All rows with callbacks will be invoked to regenerate all the data. The grid.onnotify event will be triggered. It is not necessary to call this function after a call of the grid.move() method.

grid.move()

grid.move(beg[, end])

Move the grid to new beg and end range. Data will be discarded from the rows and grid.sync() will be called to load or reload series data for the new range of offsets.

If end is not specified it will be set to beg. If beg and/or end are negative (including negative zero) then they will be set to the number of intervals prior to the current time taken as an interval.

If beg and/or end are negative (including negative zero) then they are interpreted in number of intervals relative to the current time. Thus cockpit.grid(1000, -300, -0) will create a grid for the most recent 5 minutes.

grid.walk()

grid.walk()

Move the grid forward every grid.interval milliseconds. To stop moving forward, call grid.move().

grid.notify()

grid.notify(index, count)

This function is called to have rows with callbacks recalculate their data. It is not normally necessary to call this function, as it will be invoked automatically when new series data is available or has been loaded. This function triggers the grid.onnotify event.

grid.onnotify

$(grid).on("notify", function(index, count) { ... });

An event that is triggered when some part of the series data in grid changes. The index is the row index where things changed, and the count is the length of the data that changed.

grid.close()

grid.close()

Close the grid, and stop updating the rows.
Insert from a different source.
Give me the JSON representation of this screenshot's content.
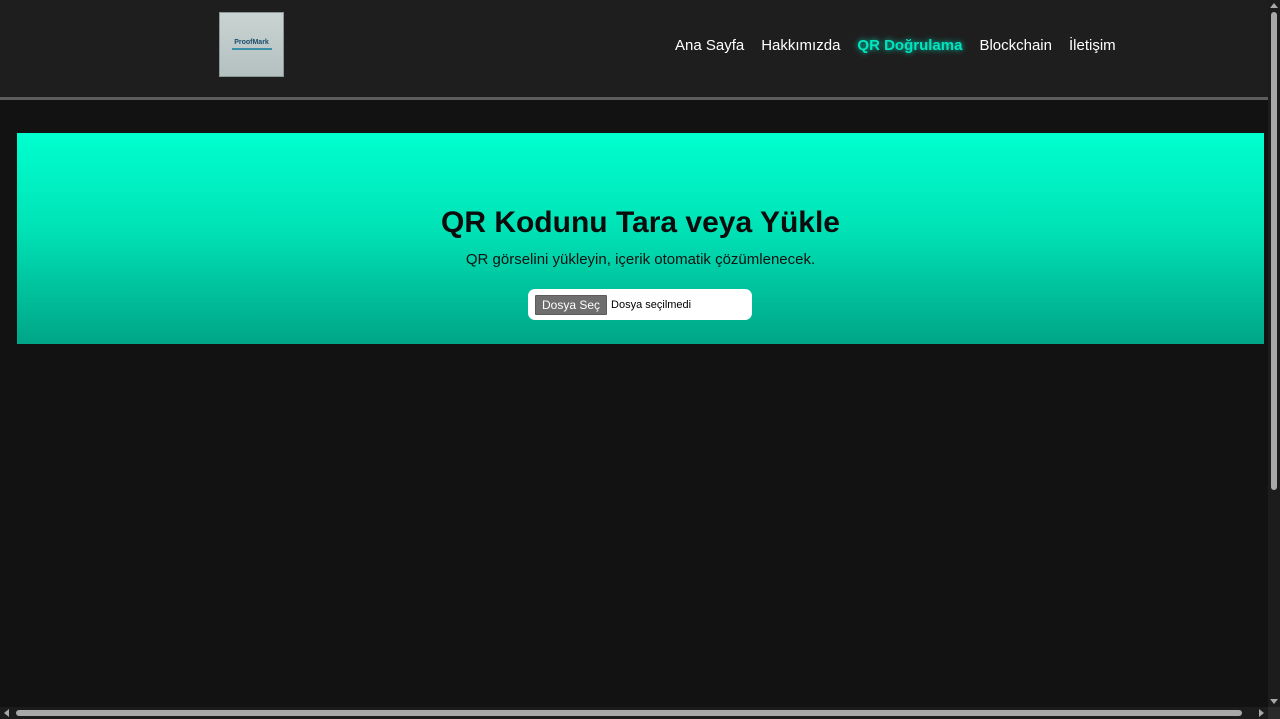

grid.interval

The granularity of the grid. For time series data this is an interval in milliseconds. In order to use a given grid and series together, their interval properties must match.

grid.beg

The beginning offset of the series data in the grid. Do not set this property directly. Use the grid.move() method instead.

grid.end

The ending offset of the series data in the grid. Do not set this property directly. Use the grid.move() method instead.

cockpit.series()

series = cockpit.series(interval, [cache, fetch])

Create a new sink of series data. This is usually done by producers of series data, and it is rare to invoke this function directly.

The interval is the granularity of the series data. For time series data this is an interval in milliseconds. If a cache string is specified, series data will be cached across frames for series with the same cache cache identifier to load and/or reload.

If a fetch callback is specified, then it will be invoked when grids request certain ranges of data. The fetch callback is invoked with function fetch(beg, end) { ... } range offsets. The series.input() should be called with data retrieved, either immediately or at a later time. The callback may be called multiple times for the same ranges of data. It is up to the callback to determine when or whether it should retrieve the data more than once.

A producer of series data, usually calls this function and creates itself a obj.series property containing this series object.

series.input()

series.input(beg, items[, mapping])

Send series data into the series sink. Any grids that have added rows based on this series, will have data filled in. The beg is the beginning offset of items. The items are an array one or more series data items.

Producers may wish to provide additional properties that can be used in lookup paths that rows can pull from. This is done in the mapping argument. If specified it is a tree of objects. Each sub object should have a property with the name "" empty string, which will be used as the property name or index in place of the one used in the lookup path.

series.load()

series.load(beg, end)

Load data from the series into any grids that have rows based on this series data. Any cached data will be filled in immediately. Any data not cached, will be requested from the producer, if possible, and may arrive at a later time.

The beg and end denote the range of data to load.

series.interval

The granularity of the series. For time series data this is an interval in milliseconds. In order to use a given grid and series together, their interval properties must match.

series.limit

The maximum number of items to cache for loading and/or reloading. You can change this value to a different number. Having a number close to zero will break certain usage of grids, such as grid.walk().